Research by Dr. Sevilla shows cross-country trends in time allocation
A joint paper by Dr. Almudena Sevilla (Queen Mary, School of Business and Management) and Dr. Gimenez-Nadal (University of Zaragoza) provides new insights into men's and women's time allocation in OECD countries. The paper, which is based on detailed time-use data, is forthcoming in the European Economic Review (link to forthcoming EER publication).
The working paper can be found here.

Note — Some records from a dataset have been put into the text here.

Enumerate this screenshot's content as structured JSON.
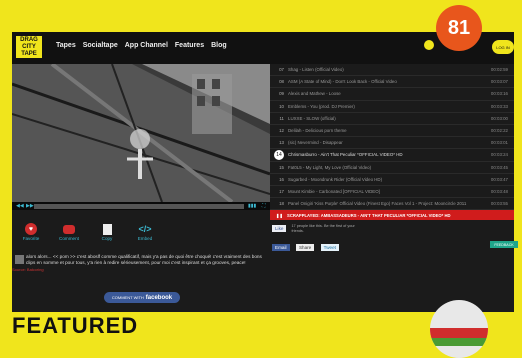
{
  "badge": "81",
  "header": {
    "logo": "DRAG CITY TAPE",
    "nav": [
      "Tapes",
      "Socialtape",
      "App Channel",
      "Features",
      "Blog"
    ],
    "signin": "LOG IN"
  },
  "playlist": [
    {
      "n": "07",
      "title": "Shag - Listen (Official Video)",
      "dur": "00:02:59"
    },
    {
      "n": "08",
      "title": "ASM (A State of Mind) - Don't Look Back - Official Video",
      "dur": "00:03:07"
    },
    {
      "n": "09",
      "title": "Alexis and Mathew - Loose",
      "dur": "00:03:16"
    },
    {
      "n": "10",
      "title": "Emblems - You (prod. DJ Premier)",
      "dur": "00:03:33"
    },
    {
      "n": "11",
      "title": "LUXXE - SLOW (official)",
      "dur": "00:03:00"
    },
    {
      "n": "12",
      "title": "Delilah - Delicious porn theme",
      "dur": "00:02:22"
    },
    {
      "n": "13",
      "title": "(sic) Nevermind - Disappear",
      "dur": "00:03:01"
    },
    {
      "n": "14",
      "title": "Chrismasburro - Ain't That Peculiar *OFFICIAL VIDEO* HD",
      "dur": "00:03:24"
    },
    {
      "n": "15",
      "title": "Fat0L5 - My Light, My Love (Official Video)",
      "dur": "00:03:45"
    },
    {
      "n": "16",
      "title": "Sugarbed - Moondrunk Rider (Official Video HD)",
      "dur": "00:03:47"
    },
    {
      "n": "17",
      "title": "Mount Kimbie - Carbonated [OFFICIAL VIDEO]",
      "dur": "00:03:48"
    },
    {
      "n": "18",
      "title": "Panel Onigiri 'Kiss Purple' Official Video (Finest Ego) Faces Vol 1 - Project: Mooncircle 2011",
      "dur": "00:03:55"
    }
  ],
  "now_playing": "SCRAPPLAYED: AMBASSADEURS - AIN'T THAT PECULIAR *OFFICIAL VIDEO* HD",
  "actions": [
    {
      "label": "Favorite",
      "icon": "heart-icon"
    },
    {
      "label": "Comment",
      "icon": "comment-icon"
    },
    {
      "label": "Copy",
      "icon": "copy-icon"
    },
    {
      "label": "Embed",
      "icon": "code-icon"
    }
  ],
  "social": {
    "like": "Like",
    "like_text": "17 people like this. Be the first of your friends.",
    "email": "Email",
    "share": "Share",
    "tweet": "Tweet"
  },
  "feedback": "FEEDBACK",
  "comment": {
    "text": "alors alors... << pom >> c'est aboslf comme qualificatif, mais y'a pas de quoi être choqué! c'est vraiment des bons clips en somme et pour tous, y'a rien à redire sérieusement, pour moi c'est inspirant et ça grooves, peace!",
    "source": "Source: Balcoring"
  },
  "fb_comment": {
    "prefix": "COMMENT WITH",
    "brand": "facebook"
  },
  "featured": "FEATURED"
}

Abstract: Using detailed time-use data for seven industrialized countries from the 1970s until today we document general decreases in men's market work coupled with increases in men's unpaid work and child care, and increases in women's paid work and child care coupled with decreases in unpaid work. We also find almost universal increases in the time devoted to watching television over this period, and uncover a widespread increase in leisure inequality in favor of lower educated adults. Trends in leisure inequality mirror the general increase in income and earnings inequality experienced in most countries over this period, especially after the mid-1980s. All these findings are consistent with previous results for the US. However, in contrast to the increases in leisure found for the US, we fail to find common trends in leisure time across countries over the period analyzed.